origin and came from when the family lived in Caldecot,
which was the name of parishes found in Peterborough and Worcestershire
. The name was originally derived from the Old English word ceald-cote
and literally meant the dweller at the cold-huts. CITATION[CLOSE]
Mills, A.D., Dictionary of English Place-Names. Oxford: Oxford University Press, 1991. Print. (ISBN 0-19-869156-4)
Early Origins of the Corcut family
The surname Corcut was first found in various places named Caldecote or Caldecott throughout Britain including Buckinghamshire
, Huntingdonshire, Northamptonshire, Leicestershire
No fewer than five of them are listed in the Domesday Book of 1086 as Caldecote, Cambridgeshire; Caldecota, Hertfordshire; Caldecote, Warwickshire; Caldecote, Leicestershire; and Caldecote, Northamptonshire. Williamscott or Willscott in Oxfordshire was home to the family too.
"Walter Calcott, in 1575, endowed a free school here with £13 per annum payable out of his manor of Williamscott, for 40 boys chosen by lot from the villages around." CITATION[CLOSE]
Lewis, Samuel, A Topographical Dictionary of England. Institute of Historical Research, 1848, Print. The hamlet was also made famous as the site that Charles I. slept a night or two prior to the battle of Cropredy-Bridge.
Early History of the Corcut family
This web page shows only a small excerpt of our Corcut research.Another 365 words (26 lines of text) covering the years 1150, 1304, 1320, 1779 and 1844 are included under the topic Early Corcut History in all our PDF Extended History products and printed products wherever possible.
Corcut Spelling Variations
It is only in the last few hundred
years that the English language has been standardized. For that reason, early Anglo-Saxon
surnames like Corcut are characterized by many spelling variations
. As the English language changed and incorporated elements of other European languages, even literate people changed the spelling of their names. Scribes and monks in the Middle Ages spelled names they sounded, so it is common to find several variations that refer to a single person. The variations of the name Corcut include: Caldecot, Caldecott, Caldecotte and others.
Early Notables of the Corcut family (pre 1700)
More information is included under the topic Early Corcut Notables in all our PDF Extended History products

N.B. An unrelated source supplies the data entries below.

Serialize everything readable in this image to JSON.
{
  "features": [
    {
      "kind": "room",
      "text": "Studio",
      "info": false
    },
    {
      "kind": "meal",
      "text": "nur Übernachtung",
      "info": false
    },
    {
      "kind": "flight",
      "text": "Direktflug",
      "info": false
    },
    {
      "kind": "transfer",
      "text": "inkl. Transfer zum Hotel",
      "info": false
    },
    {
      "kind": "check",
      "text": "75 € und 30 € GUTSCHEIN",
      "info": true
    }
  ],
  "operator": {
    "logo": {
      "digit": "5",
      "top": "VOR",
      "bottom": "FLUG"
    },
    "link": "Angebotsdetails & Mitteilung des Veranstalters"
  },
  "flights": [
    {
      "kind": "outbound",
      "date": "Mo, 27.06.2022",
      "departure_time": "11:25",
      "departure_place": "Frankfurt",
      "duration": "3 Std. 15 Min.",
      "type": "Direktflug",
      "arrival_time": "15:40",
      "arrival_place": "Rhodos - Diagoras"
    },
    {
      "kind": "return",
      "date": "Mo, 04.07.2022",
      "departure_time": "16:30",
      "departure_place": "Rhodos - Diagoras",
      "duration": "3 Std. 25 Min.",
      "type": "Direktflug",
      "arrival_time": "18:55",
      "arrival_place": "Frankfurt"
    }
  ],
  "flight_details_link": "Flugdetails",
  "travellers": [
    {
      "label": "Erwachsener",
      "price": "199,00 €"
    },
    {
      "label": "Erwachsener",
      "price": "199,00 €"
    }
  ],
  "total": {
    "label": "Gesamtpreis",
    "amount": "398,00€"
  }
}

and printed products wherever possible.
Migration of the Corcut family to Ireland
Some of the Corcut family moved to Ireland
, but this topic is not covered in this excerpt.Another 82 words (6 lines of text) about their life in Ireland is included in all our PDF Extended History products and printed products wherever possible.
Migration of the Corcut family to the New World and Oceana
Many English families tired of political and religious strife left Britain for the new colonies in North America. Although the trip itself offered no relief - conditions on the ships were extremely cramped, and many travelers arrived diseased, starving, and destitute - these immigrants believed the opportunities that awaited them were worth the risks. Once in the colonies, many of the families did indeed prosper and, in turn, made significant contributions to the culture and economies of the growing colonies. An inquiry into the early roots of North American families has revealed a number of immigrants bearing the name Corcut or a variant listed above: Elizabeth Calcott who settled in Virginia in 1651; James Calcutt settled in San Francisco in 1850; William Caldecot arrived in New York City in 1774.
The Corcut Motto
The motto was originally a war cry or slogan. Mottoes first began to be shown with arms in the 14th and 15th centuries, but were not in general use until the 17th century. Thus the oldest coats of arms generally do not include a motto. Mottoes seldom form part of the grant of arms: Under most heraldic authorities, a motto is an optional component of the coat of arms, and can be added to or changed at will; many families have chosen not to display a motto.
Motto: In utrumque paratus
Motto Translation: Prepared for both.